A lifeboat of emergency measures was launched by European policymakers today in a bid to rescue the sinking eurozone.
As well as slashing interest rates for the second time in five weeks, to 1% from 1.25%, European Central Bank (ECB) president Mario Draghi announced more lenient terms on loans to ease financial pressure on struggling banks.
The move came shortly after the Bank of England decided to hold interest rates at historic lows of 0.5% and maintain its level of quantitative easing - effectively money printing - at £275 billion.
Mr Draghi, who has overseen the complete reversal of what now appear to be two ill-timed rate hikes under his predecessor, Jean-Claude Trichet, also unveiled additional measures to boost money market activity.
He said: "The intensified financial market tensions are continuing to dampen economic activity in the euro area and the outlook remains subject to high uncertainty and substantial downside risks."
The ECB move comes as leaders prepare for a crucial summit in Brussels tomorrow, at which France and Germany are expected to call for a raft of new financial measures to bring about tighter fiscal union in the 17-nation eurozone.
The moves are designed to bolster financial stability in the region and find a way out of the sovereign debt crisis which has brought a number of economies to the brink of collapse.
The ECB's decision to cut rates and ease pressure on banks will be aimed at tackling the underlying problems in the eurozone - that is, weak growth, low confidence and a lack of credit.
Purchasing Managers' Index data suggest the eurozone is likely to contract by 0.5% in the fourth quarter, while price pressures look set to ease in the coming months.
Chris Williamson, chief economist at financial information services firm Markit, said: "The sovereign debt crisis has hit business and consumer confidence at the same time as austerity measures are dampening demand in many countries."
He added: "The data suggest that the ECB is correct to be more worried about stabilising the economy, helping restore confidence and fighting off deflationary forces rather than future inflation."
In the UK, the Bank of England left its own monetary policy unchanged.
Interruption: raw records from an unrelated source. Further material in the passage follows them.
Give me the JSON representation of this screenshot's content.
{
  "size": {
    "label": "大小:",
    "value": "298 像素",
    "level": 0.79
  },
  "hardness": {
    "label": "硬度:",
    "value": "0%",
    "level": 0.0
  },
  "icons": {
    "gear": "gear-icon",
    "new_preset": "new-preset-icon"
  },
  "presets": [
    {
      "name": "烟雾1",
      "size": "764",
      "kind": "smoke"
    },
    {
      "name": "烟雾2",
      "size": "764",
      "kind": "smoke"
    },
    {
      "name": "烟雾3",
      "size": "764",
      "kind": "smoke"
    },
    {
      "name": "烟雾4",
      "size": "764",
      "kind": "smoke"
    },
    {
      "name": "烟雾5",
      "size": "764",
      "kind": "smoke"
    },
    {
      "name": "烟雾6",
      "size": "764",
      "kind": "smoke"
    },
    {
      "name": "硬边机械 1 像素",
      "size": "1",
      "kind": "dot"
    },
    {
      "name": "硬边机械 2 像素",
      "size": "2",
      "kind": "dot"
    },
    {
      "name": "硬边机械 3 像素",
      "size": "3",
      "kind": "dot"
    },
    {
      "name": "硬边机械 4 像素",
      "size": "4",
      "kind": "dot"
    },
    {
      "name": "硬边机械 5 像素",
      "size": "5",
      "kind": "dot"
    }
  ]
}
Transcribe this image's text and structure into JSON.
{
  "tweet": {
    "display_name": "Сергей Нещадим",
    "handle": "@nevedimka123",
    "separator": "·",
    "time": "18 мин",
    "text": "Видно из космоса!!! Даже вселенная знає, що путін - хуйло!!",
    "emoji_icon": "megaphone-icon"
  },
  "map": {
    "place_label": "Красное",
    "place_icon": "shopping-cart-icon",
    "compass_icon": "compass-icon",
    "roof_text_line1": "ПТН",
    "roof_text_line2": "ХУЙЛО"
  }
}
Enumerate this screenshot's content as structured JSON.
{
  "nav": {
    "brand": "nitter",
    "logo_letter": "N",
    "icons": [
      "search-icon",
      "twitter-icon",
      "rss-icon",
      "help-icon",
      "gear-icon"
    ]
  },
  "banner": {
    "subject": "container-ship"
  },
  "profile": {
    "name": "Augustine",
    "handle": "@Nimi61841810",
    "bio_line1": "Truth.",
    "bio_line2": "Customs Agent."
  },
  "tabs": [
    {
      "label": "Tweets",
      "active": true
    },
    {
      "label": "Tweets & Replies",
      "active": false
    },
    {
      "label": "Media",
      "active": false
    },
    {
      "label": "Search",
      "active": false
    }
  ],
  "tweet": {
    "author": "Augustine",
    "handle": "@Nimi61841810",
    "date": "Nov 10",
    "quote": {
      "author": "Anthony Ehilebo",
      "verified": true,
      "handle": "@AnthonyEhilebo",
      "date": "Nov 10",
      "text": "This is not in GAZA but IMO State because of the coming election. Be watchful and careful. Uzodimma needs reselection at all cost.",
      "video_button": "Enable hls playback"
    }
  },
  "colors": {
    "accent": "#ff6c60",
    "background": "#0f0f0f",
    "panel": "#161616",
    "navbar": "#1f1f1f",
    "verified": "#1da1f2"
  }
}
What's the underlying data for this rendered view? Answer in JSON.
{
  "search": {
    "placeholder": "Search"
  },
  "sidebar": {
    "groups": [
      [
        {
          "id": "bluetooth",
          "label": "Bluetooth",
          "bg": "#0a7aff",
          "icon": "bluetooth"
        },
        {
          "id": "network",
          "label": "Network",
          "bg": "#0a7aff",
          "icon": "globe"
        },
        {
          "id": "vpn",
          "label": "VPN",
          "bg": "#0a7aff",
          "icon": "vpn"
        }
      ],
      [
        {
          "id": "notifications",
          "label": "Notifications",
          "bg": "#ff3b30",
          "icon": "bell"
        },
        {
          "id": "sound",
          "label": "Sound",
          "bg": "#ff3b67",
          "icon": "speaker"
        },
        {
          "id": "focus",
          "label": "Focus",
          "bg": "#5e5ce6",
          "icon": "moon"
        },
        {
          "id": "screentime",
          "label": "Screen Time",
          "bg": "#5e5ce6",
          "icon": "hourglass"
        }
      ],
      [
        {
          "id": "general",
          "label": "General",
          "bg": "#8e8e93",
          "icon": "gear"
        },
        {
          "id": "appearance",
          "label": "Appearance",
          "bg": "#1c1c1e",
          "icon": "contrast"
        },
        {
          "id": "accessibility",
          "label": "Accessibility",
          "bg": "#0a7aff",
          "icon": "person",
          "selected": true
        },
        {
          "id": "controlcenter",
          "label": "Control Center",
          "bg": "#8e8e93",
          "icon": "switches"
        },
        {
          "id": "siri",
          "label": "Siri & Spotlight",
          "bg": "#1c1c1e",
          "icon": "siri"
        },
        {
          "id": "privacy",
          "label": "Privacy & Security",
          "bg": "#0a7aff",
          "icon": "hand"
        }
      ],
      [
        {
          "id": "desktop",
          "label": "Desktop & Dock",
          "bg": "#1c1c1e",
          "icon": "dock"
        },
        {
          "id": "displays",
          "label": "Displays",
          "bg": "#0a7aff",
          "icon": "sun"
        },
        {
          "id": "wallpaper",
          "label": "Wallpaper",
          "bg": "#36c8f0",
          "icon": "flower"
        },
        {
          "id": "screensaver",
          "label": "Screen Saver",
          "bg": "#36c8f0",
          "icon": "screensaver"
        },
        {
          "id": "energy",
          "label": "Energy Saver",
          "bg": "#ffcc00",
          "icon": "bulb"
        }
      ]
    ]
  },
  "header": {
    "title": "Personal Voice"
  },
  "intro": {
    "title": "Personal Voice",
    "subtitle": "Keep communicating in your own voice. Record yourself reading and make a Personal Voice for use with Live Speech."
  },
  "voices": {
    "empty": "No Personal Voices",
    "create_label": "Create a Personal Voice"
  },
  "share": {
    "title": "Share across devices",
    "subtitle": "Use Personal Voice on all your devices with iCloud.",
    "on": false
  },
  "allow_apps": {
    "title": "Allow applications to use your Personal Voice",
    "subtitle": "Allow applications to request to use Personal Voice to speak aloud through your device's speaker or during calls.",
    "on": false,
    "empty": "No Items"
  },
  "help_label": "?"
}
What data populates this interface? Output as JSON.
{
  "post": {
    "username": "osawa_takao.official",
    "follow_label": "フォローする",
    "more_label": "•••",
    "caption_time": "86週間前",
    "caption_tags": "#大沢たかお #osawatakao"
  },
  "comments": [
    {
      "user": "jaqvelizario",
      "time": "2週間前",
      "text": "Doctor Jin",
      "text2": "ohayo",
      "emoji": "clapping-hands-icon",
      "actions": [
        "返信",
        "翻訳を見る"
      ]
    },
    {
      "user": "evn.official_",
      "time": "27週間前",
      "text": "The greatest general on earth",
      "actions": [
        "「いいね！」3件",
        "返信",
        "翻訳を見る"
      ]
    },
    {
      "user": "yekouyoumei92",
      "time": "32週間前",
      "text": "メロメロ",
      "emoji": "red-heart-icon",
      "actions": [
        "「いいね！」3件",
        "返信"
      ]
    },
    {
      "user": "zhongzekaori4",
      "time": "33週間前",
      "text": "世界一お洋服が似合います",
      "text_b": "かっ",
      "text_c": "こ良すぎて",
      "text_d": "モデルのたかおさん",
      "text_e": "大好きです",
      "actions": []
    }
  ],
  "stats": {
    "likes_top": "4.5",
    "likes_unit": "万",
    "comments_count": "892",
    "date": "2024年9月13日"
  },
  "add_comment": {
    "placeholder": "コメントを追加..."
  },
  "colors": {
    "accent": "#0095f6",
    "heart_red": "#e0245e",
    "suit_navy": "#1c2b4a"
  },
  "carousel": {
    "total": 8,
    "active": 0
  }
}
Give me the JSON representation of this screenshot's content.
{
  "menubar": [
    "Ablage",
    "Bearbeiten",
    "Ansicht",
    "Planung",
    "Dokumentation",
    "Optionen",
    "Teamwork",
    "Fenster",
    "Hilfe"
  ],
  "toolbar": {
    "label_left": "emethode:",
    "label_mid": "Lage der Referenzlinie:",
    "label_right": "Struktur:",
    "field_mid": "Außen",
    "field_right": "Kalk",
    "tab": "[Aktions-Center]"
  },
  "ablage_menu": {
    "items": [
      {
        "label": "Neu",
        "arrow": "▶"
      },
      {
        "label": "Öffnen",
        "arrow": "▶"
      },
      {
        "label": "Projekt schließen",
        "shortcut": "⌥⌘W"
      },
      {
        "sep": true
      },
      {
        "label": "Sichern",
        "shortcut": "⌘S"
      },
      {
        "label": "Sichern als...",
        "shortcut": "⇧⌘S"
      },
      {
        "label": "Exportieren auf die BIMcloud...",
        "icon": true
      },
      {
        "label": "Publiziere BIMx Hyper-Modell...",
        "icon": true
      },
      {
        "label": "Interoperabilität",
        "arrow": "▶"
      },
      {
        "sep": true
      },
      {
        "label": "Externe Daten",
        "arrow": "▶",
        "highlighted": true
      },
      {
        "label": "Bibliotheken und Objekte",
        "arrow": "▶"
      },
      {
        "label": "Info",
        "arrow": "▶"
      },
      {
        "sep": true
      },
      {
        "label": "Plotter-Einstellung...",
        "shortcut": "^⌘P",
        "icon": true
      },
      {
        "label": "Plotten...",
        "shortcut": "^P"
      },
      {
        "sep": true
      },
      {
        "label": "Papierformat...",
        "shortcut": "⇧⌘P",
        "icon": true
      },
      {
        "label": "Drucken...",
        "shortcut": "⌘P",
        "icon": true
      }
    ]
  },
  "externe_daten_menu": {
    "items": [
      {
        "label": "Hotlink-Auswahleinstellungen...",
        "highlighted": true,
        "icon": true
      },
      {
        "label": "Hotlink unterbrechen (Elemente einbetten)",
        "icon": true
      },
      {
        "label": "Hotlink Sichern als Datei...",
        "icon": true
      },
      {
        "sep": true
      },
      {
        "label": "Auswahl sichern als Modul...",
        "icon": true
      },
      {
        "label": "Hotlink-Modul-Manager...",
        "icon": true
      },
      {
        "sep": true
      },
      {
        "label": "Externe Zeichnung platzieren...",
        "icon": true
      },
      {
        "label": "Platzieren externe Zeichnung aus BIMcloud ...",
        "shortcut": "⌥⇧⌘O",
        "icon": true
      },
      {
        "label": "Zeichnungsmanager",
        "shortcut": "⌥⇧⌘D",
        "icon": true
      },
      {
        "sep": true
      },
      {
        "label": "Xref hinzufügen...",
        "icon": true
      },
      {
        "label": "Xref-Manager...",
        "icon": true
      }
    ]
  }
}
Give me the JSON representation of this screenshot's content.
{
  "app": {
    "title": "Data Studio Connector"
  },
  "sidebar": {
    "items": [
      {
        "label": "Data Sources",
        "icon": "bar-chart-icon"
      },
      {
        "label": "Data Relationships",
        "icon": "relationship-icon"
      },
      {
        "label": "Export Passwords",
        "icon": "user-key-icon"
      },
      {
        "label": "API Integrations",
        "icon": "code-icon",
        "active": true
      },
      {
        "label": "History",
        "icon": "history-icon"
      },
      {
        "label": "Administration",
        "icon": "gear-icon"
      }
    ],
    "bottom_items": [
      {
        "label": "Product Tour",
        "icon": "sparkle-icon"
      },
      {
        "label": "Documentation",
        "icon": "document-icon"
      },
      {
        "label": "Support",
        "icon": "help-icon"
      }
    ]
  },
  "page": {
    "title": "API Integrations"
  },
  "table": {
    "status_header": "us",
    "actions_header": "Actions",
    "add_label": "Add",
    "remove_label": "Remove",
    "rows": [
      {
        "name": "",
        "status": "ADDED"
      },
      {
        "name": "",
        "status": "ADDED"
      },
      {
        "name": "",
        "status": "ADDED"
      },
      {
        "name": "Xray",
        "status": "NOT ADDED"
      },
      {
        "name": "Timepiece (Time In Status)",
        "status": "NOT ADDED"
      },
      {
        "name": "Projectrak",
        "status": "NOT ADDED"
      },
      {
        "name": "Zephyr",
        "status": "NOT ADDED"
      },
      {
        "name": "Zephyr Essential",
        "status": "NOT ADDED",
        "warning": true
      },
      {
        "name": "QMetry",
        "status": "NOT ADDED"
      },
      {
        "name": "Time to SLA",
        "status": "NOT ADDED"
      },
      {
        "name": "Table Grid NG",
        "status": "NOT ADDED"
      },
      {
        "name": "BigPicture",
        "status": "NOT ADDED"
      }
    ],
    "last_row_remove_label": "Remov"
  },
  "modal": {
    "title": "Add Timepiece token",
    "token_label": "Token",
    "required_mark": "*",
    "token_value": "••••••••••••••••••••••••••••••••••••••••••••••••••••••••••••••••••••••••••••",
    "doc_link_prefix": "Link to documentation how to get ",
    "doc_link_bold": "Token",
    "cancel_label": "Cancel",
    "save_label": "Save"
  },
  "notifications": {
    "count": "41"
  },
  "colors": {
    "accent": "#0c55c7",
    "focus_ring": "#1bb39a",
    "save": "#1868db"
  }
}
It has already acknowledged that it will take until February to administer the £75 billion expansion in its QE programme announced in October.
Howard Archer, chief UK and European economist at IHS Global Insight, expects a further £50 billion of QE from the Bank of England in both the first and second quarters of 2012, taking the total up to £375 billion.
He said: "Despite keeping policy on hold this month, latest data and survey evidence are likely to have largely reinforced the MPC's concerns over the economy and fuelled their belief that more QE will be required."
The latest snapshot of the UK economy has made for gloomy reading, with influential think-tank NIESR estimating that growth slowed again in the three months to November to 0.3%, from 0.4% in the three months to October.
And official figures yesterday showed a larger-than-expected 0.7% contraction in industrial production and manufacturing in October, further fuelling fears of a double-dip recession.
It followed warnings from Bank Governor Sir Mervyn King that the UK faces a "systemic crisis" and that banks should brace themselves for a potential eurozone collapse amid fears of a second credit crunch.
The CBI's chief economic adviser, Ian McCafferty, said: "Developments in the eurozone remain the key risk to the UK's economic prospects. While there are encouraging signs that progress will be made at this week's summit, it's clear that the situation is at a critical juncture."
Holding interest rates will be welcomed by borrowers, but the extended period of lower lending costs spells more misery for pensioners and savers, who will continue to suffer low returns on their money at a time when high inflation is eroding the value of their deposits.